Most pols are only too happy to out-slash the other guy, but it has always been a head-scratcher when political parties say they can both cut taxes and improve services. Neo-cons used this canard throughout the 90s, but today it's only John Tory and the Canadian Taxpayers Federation who believe it. The rest of us aren't buying.
Pundits say McGuinty was bruised during last week's debate, but it seemed to me that his opponents were the disingenuous ones and that he was only stating the obvious: in refusing to back off from the health tax he implemented shortly after assuming office in 2003, he was essentially saying that if you want a good health care system, you need to fund it.

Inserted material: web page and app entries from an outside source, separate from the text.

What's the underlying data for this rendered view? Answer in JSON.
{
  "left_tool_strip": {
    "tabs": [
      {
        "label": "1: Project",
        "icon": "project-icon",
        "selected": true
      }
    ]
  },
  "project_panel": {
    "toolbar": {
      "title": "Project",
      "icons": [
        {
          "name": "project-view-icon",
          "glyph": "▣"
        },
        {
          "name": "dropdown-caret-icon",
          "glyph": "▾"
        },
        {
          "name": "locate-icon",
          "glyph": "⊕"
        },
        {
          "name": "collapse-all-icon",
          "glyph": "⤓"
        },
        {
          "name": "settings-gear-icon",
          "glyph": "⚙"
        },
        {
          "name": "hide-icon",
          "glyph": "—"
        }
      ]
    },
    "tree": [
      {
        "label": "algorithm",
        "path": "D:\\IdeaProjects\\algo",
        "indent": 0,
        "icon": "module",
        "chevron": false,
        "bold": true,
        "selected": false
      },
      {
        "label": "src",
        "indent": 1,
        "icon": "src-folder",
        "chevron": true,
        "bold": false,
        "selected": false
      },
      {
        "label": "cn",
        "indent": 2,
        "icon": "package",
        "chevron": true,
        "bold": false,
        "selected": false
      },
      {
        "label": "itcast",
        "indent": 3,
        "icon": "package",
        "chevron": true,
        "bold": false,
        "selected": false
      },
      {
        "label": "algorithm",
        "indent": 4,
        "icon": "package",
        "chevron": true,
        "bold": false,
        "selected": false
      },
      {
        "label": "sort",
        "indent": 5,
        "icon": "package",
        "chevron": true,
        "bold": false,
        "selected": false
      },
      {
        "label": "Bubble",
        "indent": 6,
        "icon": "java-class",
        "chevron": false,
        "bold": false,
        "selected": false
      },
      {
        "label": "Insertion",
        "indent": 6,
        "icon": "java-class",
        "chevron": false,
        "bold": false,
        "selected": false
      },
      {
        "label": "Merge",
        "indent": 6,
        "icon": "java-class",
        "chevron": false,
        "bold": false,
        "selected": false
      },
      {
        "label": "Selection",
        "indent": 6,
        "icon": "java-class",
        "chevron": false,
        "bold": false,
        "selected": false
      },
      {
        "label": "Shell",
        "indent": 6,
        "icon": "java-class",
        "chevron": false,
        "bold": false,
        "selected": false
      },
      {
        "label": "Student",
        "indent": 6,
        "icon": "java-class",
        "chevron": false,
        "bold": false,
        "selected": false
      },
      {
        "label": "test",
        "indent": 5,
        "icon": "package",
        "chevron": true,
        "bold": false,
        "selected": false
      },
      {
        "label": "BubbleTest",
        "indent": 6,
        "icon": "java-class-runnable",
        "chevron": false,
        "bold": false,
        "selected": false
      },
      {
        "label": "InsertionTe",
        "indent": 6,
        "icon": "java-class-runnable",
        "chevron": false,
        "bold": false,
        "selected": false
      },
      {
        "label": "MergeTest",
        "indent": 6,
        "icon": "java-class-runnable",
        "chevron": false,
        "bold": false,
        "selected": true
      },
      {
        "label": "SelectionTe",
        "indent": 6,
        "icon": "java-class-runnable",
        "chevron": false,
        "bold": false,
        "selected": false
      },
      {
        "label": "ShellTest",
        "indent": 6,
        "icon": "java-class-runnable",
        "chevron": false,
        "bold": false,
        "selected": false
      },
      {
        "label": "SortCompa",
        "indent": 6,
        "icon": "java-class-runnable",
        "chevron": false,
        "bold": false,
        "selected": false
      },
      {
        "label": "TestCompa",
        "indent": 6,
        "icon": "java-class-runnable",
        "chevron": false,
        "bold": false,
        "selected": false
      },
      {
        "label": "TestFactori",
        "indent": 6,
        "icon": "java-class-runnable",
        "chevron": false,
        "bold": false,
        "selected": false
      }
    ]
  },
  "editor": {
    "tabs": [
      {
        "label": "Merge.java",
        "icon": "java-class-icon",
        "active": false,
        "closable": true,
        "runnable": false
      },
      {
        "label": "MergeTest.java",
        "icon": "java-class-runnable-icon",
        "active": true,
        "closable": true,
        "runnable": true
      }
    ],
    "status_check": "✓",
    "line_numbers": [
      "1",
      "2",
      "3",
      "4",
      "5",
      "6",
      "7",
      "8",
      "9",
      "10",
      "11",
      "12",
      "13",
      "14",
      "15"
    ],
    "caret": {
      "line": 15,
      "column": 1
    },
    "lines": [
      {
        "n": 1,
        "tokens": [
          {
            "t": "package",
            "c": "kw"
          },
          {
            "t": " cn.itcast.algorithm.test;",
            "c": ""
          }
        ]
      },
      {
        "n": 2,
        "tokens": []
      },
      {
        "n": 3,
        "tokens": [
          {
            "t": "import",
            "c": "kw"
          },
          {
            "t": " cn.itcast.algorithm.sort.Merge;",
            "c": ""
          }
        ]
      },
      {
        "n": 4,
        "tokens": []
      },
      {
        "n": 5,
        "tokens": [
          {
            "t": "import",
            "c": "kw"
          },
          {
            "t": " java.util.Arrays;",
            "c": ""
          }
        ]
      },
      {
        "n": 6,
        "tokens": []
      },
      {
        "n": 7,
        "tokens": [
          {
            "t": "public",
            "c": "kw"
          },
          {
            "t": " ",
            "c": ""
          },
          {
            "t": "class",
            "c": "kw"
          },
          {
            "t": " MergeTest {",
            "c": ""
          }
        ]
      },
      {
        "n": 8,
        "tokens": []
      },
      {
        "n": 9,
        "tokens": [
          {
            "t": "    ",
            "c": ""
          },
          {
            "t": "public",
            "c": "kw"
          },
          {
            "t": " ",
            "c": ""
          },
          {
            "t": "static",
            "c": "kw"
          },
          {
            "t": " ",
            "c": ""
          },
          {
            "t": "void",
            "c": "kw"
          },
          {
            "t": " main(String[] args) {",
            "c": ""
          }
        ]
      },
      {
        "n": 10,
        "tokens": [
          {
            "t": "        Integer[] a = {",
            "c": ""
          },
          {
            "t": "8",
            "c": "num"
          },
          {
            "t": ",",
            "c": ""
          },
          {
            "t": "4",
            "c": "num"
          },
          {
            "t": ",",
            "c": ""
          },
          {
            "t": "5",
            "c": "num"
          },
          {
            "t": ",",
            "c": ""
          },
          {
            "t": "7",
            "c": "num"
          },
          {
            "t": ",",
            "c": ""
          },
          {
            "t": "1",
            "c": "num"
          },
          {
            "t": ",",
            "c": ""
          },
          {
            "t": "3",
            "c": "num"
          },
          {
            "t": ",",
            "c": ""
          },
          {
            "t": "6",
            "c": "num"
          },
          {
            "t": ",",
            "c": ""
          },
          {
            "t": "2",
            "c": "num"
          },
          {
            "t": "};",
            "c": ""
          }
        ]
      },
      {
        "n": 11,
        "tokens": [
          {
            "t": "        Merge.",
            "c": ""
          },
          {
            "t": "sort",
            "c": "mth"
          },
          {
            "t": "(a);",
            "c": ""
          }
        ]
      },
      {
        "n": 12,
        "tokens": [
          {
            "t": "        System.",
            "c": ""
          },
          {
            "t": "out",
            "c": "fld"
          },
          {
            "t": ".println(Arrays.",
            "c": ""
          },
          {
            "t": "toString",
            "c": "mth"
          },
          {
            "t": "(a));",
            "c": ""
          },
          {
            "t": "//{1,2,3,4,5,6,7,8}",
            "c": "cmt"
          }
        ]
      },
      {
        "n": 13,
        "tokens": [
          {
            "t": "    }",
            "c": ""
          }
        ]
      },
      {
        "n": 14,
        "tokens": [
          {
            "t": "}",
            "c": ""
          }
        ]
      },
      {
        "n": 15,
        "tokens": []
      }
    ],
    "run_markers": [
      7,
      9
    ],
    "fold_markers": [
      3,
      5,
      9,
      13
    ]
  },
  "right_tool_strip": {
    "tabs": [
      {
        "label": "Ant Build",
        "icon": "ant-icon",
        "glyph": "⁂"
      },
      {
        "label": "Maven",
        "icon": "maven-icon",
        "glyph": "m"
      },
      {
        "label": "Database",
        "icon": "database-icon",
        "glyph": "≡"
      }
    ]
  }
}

Parenthetically, you can hear echoes of this new tax dynamic in the fiscal farce at City Hall, where right- wing whingers grow apoplectic at the thought of raising taxes but never suggest credible ways to deal with the city's revenue shortfall other than to have bureaucrats spend less money on coffee and paper clips.
Politicians are always breaking promises, and I don't think anyone expects otherwise. Yes, McGuinty, with the Canadian Taxpayers Federation holding an electoral gun to his head, signed the Taxpayer Protection Promise. It's a short pledge not to raise taxes without the express consent of the voters of the province and not to run deficits. (I'd like to ask Fibber, the CTF mascot with the 16-inch Pinocchio nose who's following the Lib leader around, if he'd be hounding McGuinty if the Libs had broken the second promise but not the first.)
This isn't to let the McGuinty government off the hook. Nanticoke is still burning coal, new nukes seem to be a foregone conclusion, money goes out the door to Liberal-connected groups without proper accounting, and urban sprawl gobbles up more farmland, creating the need for more roads and cars.
It is a brutal record on so many counts, yet John Tory's promises of scrubbers on smokestacks, funding faith-based education and repealing the health tax are far worse than more of the same.
If the Progressive Conservatives do manage to score a minority government, I'll be keeping my fingers crossed that John Tory breaks a few of his dumb promises, too.